> **TASK BRIEF**:
Pick out all lines with the word "fraction" from the records that follow.

> **SUPPLIED MATERIAL**:
- - -

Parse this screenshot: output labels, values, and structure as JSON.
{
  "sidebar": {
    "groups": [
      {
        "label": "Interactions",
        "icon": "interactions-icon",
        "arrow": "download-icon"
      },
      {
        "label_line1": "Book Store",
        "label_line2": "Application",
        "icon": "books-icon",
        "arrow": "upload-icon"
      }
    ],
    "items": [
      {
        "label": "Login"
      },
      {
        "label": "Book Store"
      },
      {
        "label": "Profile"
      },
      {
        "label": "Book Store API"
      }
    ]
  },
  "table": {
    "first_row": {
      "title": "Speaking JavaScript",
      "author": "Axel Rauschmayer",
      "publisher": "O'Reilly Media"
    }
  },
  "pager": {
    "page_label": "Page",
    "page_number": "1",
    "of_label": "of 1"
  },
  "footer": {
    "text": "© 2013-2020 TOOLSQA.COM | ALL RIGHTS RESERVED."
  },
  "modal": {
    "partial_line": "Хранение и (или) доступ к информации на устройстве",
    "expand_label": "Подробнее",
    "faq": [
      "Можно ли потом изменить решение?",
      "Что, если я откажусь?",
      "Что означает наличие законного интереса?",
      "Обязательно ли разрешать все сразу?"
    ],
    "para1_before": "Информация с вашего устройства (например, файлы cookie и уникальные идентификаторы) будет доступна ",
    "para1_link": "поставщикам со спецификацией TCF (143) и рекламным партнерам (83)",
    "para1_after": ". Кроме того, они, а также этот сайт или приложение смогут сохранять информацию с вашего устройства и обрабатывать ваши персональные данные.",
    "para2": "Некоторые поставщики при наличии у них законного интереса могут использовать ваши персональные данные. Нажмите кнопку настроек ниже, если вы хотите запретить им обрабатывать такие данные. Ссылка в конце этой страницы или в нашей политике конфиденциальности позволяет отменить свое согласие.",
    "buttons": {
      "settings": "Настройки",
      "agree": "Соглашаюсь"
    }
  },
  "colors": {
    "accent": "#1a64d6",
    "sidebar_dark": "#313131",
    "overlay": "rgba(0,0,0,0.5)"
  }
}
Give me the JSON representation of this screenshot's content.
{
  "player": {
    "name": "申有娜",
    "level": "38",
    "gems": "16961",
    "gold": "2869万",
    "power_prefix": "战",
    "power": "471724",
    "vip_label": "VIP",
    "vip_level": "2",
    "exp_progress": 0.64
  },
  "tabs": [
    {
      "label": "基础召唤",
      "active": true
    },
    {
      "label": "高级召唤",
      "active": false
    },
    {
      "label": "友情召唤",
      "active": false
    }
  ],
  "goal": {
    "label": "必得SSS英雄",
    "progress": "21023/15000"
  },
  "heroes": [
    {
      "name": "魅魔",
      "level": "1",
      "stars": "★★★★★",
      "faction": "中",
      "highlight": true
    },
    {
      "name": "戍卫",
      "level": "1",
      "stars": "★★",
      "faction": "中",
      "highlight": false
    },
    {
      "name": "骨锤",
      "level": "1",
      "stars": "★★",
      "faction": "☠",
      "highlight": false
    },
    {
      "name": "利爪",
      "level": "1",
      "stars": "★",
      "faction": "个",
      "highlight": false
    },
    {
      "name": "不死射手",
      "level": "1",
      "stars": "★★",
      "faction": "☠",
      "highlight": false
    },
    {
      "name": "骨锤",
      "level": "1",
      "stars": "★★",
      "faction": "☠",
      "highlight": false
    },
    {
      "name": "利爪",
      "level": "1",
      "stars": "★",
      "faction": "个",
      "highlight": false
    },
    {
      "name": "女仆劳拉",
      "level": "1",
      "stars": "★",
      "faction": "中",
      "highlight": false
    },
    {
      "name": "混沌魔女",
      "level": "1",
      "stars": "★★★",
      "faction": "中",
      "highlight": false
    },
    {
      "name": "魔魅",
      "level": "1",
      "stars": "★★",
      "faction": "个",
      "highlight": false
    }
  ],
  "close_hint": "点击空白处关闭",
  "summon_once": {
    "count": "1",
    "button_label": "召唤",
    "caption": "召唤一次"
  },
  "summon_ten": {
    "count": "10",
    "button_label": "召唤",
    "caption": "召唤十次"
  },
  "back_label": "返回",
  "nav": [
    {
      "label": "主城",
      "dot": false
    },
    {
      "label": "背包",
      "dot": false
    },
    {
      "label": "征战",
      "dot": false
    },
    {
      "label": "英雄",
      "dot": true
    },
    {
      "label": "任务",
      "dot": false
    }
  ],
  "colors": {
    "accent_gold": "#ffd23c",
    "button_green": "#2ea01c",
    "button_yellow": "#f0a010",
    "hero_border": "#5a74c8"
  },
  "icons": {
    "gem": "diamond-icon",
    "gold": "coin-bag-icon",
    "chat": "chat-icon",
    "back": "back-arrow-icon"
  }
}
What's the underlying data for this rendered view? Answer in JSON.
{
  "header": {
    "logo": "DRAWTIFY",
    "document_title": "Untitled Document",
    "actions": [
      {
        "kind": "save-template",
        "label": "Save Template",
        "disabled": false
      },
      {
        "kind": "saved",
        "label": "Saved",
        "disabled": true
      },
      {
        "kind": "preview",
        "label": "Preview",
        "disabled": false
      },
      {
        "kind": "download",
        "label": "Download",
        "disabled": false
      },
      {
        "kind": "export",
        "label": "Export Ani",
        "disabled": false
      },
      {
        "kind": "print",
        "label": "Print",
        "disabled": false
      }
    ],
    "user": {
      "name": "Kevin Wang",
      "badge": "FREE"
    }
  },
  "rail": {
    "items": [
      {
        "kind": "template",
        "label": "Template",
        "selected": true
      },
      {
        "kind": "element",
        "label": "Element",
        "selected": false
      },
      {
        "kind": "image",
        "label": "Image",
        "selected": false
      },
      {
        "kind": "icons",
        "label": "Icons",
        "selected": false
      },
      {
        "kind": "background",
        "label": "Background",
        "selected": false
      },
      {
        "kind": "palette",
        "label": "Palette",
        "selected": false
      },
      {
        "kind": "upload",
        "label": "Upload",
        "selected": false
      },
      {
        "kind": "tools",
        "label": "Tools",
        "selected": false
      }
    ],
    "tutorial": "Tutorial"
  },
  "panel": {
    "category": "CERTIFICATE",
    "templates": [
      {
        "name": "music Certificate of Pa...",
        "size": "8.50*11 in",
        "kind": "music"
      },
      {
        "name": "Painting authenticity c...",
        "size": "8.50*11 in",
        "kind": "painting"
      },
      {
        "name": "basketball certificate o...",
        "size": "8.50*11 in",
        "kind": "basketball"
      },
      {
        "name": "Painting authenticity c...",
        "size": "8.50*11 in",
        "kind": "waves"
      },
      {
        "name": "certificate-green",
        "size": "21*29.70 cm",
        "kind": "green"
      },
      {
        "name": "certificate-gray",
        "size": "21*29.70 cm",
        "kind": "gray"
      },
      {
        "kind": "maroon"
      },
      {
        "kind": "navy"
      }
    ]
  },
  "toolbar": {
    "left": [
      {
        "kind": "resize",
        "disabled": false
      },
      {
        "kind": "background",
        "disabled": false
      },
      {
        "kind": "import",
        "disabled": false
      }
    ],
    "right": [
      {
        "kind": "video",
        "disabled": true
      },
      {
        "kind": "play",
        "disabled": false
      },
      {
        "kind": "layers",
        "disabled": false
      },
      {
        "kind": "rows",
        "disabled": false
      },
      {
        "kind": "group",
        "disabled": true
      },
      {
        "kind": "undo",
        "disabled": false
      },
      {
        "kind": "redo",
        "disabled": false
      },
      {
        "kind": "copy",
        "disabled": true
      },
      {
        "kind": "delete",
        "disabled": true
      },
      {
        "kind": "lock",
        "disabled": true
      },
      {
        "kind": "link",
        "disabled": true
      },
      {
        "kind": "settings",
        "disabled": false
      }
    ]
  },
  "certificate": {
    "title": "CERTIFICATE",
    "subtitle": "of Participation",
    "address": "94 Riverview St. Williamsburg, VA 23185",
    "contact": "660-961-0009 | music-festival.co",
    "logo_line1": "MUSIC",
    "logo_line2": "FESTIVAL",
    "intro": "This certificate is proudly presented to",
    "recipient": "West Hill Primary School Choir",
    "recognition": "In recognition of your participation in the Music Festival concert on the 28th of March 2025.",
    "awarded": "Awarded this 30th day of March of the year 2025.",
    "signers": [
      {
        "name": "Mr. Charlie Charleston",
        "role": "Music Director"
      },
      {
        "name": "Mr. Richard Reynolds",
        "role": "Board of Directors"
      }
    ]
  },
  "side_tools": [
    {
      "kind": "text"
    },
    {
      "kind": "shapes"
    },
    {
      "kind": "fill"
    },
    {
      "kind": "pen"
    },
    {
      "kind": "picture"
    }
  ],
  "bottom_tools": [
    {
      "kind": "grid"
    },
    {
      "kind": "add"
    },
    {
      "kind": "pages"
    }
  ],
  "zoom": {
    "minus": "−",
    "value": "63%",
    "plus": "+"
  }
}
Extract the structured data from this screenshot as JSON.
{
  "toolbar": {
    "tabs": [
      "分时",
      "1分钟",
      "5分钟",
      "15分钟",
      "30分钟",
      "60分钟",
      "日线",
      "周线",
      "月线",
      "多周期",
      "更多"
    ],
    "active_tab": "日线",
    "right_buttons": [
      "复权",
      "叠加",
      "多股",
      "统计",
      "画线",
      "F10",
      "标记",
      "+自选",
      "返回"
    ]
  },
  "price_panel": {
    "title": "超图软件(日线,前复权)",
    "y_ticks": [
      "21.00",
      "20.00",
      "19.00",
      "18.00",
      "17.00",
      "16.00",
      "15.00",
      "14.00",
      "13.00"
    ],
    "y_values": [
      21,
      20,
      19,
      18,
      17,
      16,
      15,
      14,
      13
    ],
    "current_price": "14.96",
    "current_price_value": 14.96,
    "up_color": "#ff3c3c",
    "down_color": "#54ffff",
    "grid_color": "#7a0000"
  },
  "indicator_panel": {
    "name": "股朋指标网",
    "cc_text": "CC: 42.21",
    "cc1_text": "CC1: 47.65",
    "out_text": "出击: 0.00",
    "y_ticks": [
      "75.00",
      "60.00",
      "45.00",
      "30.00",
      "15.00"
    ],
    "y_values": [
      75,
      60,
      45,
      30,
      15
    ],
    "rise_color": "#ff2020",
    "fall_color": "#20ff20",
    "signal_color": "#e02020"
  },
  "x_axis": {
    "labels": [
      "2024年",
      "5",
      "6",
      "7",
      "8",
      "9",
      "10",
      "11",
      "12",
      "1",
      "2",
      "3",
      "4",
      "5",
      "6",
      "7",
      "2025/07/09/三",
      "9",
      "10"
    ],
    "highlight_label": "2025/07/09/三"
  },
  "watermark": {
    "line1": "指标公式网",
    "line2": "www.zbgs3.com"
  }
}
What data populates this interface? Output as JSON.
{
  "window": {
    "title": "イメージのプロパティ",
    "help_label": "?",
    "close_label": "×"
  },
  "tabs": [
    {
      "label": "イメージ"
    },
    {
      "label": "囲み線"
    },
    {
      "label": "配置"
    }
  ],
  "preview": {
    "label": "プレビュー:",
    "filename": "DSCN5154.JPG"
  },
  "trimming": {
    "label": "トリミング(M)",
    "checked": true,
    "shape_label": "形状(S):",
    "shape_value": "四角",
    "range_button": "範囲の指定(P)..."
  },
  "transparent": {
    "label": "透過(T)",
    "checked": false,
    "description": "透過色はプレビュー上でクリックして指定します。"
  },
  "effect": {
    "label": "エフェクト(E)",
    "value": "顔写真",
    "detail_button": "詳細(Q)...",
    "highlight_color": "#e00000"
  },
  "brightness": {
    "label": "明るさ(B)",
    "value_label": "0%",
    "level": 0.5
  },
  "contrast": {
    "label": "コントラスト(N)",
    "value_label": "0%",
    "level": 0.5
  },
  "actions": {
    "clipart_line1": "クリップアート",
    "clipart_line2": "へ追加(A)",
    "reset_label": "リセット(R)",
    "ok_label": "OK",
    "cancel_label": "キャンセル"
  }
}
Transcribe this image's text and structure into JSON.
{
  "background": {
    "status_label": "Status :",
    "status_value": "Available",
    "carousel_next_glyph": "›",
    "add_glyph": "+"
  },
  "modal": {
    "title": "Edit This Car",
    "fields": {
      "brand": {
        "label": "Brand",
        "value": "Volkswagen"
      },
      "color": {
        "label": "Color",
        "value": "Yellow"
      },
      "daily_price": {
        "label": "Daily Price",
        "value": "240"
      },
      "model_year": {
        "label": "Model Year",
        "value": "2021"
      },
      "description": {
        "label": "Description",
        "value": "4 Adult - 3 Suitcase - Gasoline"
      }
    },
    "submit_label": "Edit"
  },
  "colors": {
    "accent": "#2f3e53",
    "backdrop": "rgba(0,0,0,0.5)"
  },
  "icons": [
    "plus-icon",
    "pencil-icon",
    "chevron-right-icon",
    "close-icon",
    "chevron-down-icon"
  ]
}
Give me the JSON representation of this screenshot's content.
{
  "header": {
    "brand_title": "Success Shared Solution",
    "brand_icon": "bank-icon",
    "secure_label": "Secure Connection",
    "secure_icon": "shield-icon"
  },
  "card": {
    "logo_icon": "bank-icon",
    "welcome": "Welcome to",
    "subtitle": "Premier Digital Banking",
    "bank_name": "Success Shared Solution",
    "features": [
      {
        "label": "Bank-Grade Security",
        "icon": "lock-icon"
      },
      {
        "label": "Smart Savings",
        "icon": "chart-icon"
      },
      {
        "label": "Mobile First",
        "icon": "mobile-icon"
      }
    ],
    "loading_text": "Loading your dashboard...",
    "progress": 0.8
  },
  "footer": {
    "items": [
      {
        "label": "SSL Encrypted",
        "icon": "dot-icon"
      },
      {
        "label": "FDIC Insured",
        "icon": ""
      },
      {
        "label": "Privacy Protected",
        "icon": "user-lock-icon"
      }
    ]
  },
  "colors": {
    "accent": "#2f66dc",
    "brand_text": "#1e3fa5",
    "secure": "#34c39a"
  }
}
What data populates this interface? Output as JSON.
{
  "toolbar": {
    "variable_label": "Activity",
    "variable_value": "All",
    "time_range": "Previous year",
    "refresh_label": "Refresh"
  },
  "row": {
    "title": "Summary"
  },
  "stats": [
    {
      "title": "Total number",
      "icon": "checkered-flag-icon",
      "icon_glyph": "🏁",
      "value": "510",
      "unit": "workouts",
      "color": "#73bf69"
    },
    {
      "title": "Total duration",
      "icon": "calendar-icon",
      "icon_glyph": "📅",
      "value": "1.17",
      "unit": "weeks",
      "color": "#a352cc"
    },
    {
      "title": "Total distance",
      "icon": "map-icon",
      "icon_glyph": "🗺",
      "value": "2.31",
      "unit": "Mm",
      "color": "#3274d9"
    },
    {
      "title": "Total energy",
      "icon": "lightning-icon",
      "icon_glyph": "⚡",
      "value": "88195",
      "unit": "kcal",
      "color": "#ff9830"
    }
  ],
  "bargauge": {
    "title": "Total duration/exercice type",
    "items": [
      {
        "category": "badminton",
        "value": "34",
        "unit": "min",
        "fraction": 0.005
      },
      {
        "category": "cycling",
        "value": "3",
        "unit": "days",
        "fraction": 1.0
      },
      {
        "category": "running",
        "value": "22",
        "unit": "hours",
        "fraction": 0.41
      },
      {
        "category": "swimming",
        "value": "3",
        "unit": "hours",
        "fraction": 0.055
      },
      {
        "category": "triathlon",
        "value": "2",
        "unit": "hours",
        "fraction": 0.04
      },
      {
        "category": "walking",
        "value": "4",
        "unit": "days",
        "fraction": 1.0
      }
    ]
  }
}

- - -

> **TASK OUTPUT**:
        "fraction": 0.005
        "fraction": 1.0
        "fraction": 0.41
        "fraction": 0.055
        "fraction": 0.04
        "fraction": 1.0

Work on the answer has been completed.